BEGIN

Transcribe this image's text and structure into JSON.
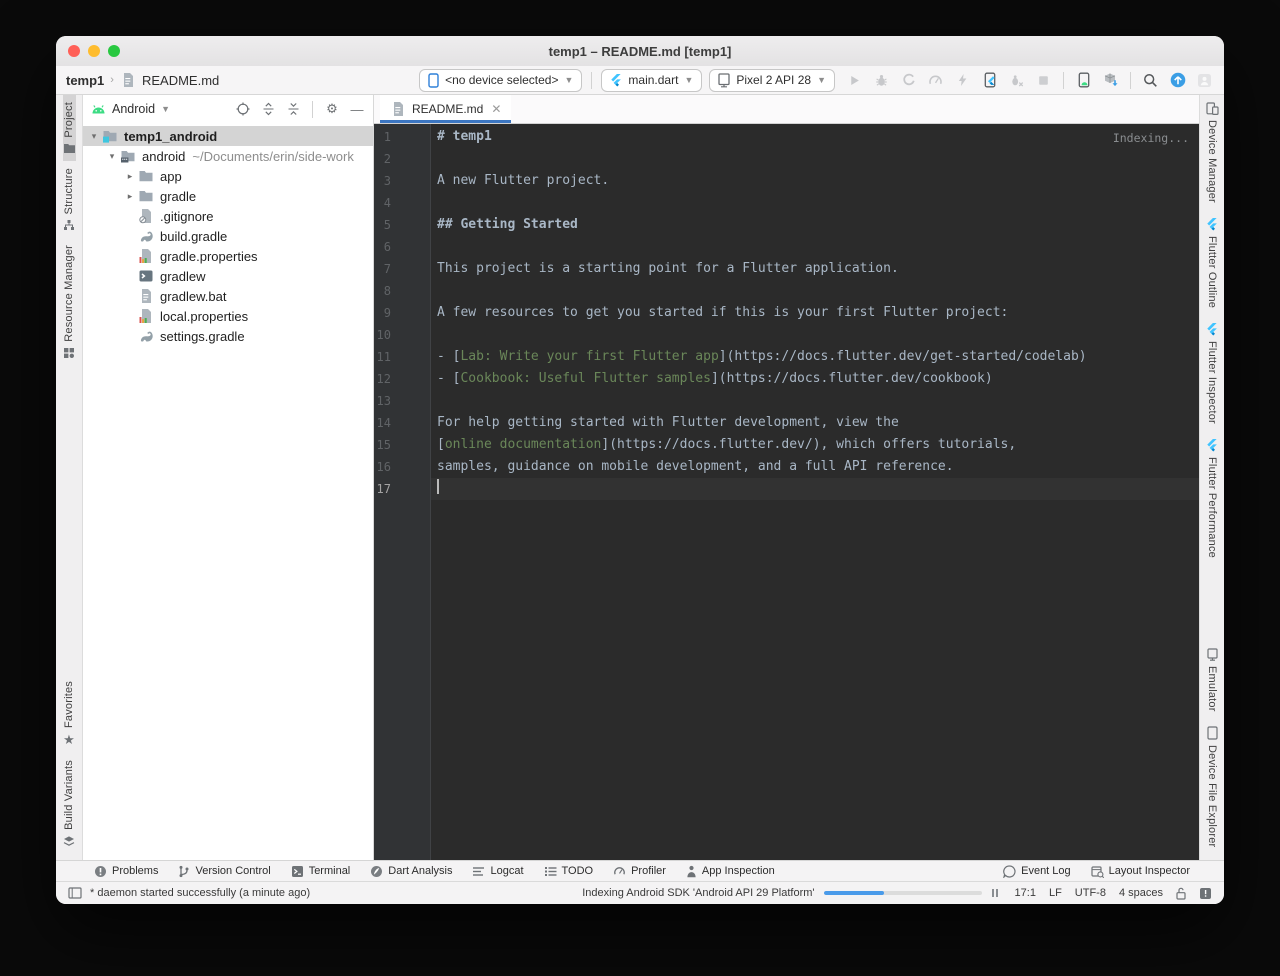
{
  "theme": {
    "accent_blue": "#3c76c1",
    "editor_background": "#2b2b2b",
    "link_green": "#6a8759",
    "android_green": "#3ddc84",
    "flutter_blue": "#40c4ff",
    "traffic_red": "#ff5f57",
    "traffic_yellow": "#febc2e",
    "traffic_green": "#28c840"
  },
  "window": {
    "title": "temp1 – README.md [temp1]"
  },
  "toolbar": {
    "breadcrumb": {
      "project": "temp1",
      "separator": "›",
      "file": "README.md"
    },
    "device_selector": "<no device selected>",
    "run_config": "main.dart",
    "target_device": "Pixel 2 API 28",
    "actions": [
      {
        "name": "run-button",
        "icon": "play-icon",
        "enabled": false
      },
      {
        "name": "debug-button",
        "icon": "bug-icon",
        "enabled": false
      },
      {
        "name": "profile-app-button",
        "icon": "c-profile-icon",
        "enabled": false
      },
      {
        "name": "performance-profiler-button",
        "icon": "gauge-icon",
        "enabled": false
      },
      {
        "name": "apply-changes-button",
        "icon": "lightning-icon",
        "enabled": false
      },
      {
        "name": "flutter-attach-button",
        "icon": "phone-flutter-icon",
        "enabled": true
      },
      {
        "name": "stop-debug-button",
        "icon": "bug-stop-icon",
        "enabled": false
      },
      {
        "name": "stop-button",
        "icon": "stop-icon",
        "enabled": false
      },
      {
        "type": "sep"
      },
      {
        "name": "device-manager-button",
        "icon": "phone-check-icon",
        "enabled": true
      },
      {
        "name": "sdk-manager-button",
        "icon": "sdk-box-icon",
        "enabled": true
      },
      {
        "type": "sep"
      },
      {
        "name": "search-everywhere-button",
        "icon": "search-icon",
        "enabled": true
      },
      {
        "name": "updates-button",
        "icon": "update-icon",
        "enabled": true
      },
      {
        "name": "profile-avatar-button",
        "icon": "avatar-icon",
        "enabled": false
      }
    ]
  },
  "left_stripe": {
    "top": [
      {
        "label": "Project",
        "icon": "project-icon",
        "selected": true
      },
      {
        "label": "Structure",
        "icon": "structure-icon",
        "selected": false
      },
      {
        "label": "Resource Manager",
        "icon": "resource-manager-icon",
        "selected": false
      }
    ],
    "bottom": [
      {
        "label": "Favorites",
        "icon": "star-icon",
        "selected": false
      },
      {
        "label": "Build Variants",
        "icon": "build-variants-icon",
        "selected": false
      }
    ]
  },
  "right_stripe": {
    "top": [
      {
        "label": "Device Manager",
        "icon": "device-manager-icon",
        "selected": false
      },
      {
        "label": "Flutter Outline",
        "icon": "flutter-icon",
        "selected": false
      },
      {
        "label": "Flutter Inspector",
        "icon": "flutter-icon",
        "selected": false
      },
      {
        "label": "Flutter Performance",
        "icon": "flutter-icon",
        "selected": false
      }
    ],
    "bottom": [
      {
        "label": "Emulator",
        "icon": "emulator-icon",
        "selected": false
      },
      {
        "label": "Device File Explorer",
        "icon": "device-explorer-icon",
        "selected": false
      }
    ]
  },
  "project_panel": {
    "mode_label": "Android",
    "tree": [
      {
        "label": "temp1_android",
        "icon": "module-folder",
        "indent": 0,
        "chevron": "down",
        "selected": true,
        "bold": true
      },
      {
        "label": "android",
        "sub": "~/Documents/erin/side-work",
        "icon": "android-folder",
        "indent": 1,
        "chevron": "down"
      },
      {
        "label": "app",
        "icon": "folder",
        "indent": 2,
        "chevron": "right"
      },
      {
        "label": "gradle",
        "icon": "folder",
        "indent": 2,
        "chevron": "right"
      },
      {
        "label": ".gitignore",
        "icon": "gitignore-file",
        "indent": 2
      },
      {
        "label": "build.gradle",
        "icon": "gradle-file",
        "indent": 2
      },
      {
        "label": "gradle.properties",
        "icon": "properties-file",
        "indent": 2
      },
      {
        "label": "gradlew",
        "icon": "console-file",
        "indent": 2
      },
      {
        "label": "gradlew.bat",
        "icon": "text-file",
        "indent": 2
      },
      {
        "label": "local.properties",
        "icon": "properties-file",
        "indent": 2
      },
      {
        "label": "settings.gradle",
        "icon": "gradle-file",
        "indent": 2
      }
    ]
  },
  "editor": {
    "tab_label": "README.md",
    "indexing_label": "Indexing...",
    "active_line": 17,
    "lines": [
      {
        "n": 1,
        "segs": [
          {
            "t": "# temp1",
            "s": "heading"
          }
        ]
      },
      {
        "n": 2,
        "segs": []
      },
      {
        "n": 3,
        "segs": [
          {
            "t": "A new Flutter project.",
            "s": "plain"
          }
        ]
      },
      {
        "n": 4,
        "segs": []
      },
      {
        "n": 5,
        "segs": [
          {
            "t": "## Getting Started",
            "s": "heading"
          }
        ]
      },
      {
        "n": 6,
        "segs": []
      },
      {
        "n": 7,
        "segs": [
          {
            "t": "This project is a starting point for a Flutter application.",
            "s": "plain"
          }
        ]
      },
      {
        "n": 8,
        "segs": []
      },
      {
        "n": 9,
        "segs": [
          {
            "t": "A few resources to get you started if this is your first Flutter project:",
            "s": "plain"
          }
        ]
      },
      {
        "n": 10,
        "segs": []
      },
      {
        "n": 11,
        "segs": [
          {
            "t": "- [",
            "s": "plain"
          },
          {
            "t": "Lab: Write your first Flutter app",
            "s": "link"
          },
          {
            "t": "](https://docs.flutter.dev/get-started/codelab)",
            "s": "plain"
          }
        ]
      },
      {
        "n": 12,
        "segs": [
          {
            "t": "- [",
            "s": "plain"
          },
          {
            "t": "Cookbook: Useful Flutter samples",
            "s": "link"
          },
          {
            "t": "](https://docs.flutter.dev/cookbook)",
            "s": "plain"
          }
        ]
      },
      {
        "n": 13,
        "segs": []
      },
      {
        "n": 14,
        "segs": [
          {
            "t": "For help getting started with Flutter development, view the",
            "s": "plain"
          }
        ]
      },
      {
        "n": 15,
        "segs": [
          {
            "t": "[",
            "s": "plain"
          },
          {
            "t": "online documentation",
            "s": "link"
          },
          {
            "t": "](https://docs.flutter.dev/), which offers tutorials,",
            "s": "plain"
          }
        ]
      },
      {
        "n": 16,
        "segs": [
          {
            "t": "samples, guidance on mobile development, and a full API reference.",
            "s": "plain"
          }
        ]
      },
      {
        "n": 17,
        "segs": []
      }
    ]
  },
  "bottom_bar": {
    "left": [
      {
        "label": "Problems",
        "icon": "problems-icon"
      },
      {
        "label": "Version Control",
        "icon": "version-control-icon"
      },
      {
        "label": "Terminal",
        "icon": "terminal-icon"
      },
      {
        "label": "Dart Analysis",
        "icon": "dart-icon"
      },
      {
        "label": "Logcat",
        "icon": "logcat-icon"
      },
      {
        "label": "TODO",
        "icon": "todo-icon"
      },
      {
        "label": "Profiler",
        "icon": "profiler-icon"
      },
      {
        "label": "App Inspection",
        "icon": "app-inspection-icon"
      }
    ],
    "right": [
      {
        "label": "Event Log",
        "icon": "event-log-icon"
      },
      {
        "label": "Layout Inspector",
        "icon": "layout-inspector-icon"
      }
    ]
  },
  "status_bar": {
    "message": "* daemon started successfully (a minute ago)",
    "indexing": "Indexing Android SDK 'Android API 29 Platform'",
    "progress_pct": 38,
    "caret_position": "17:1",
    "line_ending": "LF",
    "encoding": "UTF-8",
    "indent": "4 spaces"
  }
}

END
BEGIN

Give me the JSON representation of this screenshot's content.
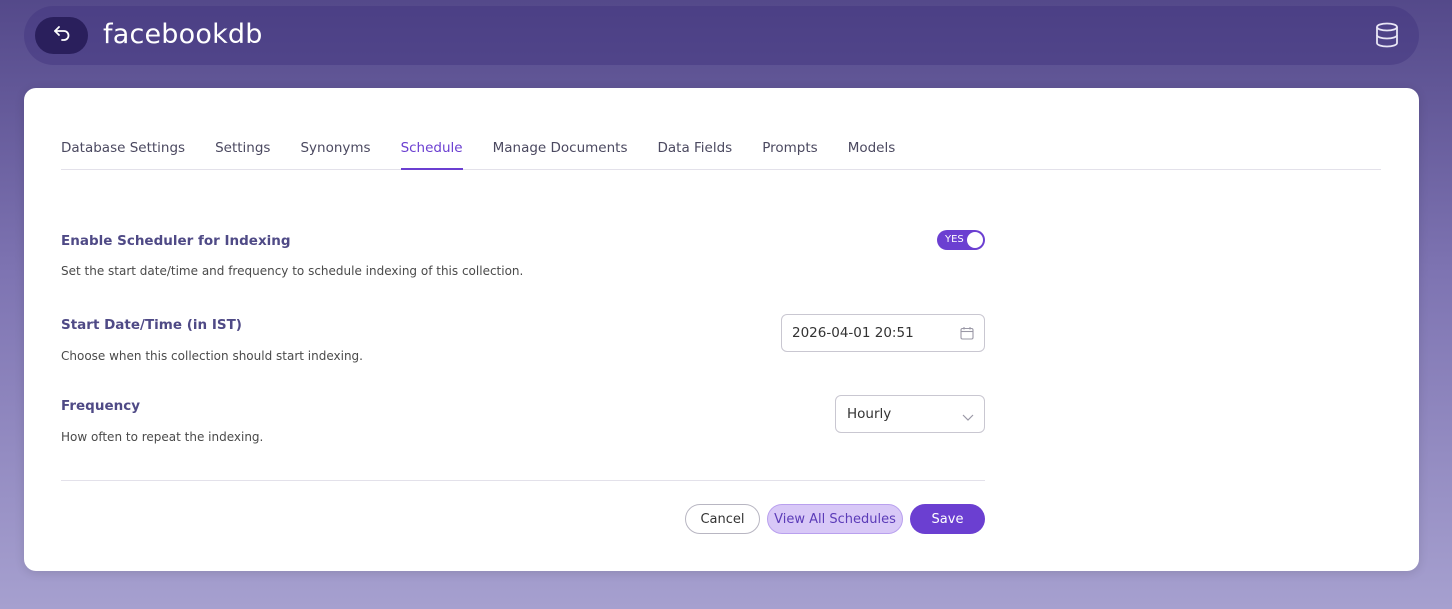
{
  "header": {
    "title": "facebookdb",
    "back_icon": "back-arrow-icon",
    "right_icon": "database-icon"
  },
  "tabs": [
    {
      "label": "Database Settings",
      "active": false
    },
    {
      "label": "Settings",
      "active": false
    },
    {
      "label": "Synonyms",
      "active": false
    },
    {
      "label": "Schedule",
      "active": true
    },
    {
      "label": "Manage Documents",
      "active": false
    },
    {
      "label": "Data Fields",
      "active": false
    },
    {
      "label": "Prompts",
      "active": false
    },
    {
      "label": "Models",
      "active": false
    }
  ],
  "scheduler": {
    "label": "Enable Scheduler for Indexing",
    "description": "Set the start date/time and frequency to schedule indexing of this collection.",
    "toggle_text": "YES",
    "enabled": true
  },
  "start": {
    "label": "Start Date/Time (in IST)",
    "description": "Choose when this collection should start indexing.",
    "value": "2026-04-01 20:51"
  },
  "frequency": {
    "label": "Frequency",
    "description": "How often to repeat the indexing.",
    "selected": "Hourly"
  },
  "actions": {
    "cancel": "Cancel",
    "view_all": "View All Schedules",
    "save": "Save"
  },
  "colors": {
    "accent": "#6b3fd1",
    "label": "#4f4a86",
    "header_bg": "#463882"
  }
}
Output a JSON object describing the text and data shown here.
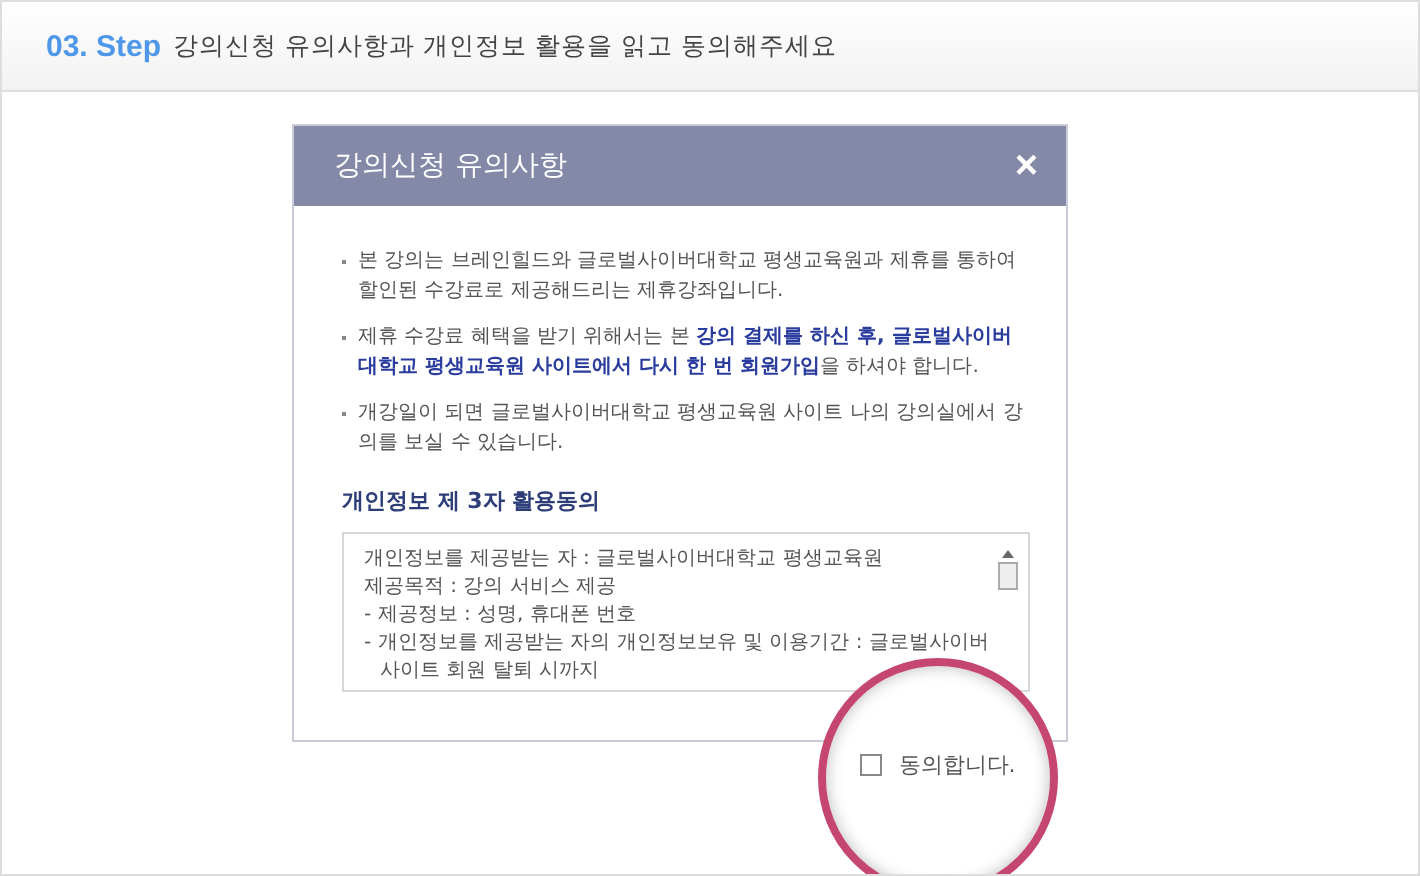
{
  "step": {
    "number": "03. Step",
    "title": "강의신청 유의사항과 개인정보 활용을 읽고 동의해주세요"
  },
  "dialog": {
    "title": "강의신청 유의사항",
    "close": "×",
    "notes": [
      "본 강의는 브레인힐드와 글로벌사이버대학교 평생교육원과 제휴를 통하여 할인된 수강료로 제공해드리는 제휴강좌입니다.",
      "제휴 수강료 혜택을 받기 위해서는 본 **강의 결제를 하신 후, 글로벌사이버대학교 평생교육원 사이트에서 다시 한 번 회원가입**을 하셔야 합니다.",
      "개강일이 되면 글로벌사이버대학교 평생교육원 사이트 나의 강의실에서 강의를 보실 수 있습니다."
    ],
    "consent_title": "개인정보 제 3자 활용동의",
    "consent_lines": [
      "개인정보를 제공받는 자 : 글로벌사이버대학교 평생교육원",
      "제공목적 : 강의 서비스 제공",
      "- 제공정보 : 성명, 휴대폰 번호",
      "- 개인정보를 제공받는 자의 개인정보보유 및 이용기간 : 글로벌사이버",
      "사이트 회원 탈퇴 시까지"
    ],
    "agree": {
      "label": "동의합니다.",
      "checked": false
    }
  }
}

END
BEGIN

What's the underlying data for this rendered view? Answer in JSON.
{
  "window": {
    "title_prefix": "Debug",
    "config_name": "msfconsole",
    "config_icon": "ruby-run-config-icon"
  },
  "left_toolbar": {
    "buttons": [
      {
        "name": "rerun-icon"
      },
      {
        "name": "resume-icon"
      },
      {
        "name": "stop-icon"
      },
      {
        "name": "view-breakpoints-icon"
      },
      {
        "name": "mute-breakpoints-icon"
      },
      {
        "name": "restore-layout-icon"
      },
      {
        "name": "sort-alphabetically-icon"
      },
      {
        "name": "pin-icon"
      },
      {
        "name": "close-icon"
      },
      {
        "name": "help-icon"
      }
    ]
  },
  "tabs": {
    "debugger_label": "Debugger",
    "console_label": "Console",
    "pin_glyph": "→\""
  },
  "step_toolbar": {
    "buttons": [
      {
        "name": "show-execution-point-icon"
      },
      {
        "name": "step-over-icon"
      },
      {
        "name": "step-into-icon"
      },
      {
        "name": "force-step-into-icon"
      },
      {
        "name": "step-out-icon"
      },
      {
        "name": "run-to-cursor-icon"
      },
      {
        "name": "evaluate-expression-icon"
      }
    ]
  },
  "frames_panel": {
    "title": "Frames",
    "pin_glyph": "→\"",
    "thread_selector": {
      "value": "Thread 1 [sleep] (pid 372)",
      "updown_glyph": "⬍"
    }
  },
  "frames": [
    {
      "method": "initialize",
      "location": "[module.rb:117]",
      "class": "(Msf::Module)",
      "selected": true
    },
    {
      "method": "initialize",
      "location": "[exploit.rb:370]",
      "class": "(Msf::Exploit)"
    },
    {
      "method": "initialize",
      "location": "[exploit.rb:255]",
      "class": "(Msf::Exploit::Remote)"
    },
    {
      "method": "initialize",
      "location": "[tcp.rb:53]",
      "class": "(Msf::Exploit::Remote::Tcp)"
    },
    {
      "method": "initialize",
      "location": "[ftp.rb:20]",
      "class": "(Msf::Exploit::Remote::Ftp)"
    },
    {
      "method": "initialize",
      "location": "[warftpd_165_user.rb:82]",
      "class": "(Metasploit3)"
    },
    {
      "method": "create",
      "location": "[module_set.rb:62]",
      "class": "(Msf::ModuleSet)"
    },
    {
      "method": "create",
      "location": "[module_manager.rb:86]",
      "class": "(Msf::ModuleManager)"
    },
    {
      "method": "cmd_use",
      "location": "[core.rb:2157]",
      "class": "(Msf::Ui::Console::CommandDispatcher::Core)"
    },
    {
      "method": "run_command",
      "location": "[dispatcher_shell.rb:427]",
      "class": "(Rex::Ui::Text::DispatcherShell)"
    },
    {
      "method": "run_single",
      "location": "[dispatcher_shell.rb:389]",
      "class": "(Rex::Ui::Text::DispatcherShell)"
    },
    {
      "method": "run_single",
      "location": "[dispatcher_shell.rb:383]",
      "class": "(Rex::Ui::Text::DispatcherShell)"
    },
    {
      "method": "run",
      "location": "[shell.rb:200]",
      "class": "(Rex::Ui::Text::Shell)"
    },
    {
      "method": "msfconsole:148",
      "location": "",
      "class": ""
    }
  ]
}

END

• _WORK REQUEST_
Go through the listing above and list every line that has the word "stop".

• _RESPONSE TO THE EXERCISE_
        "name": "stop-debug-button",
        "icon": "bug-stop-icon",
        "name": "stop-button",
        "icon": "stop-icon",
        "name": "stop-icon"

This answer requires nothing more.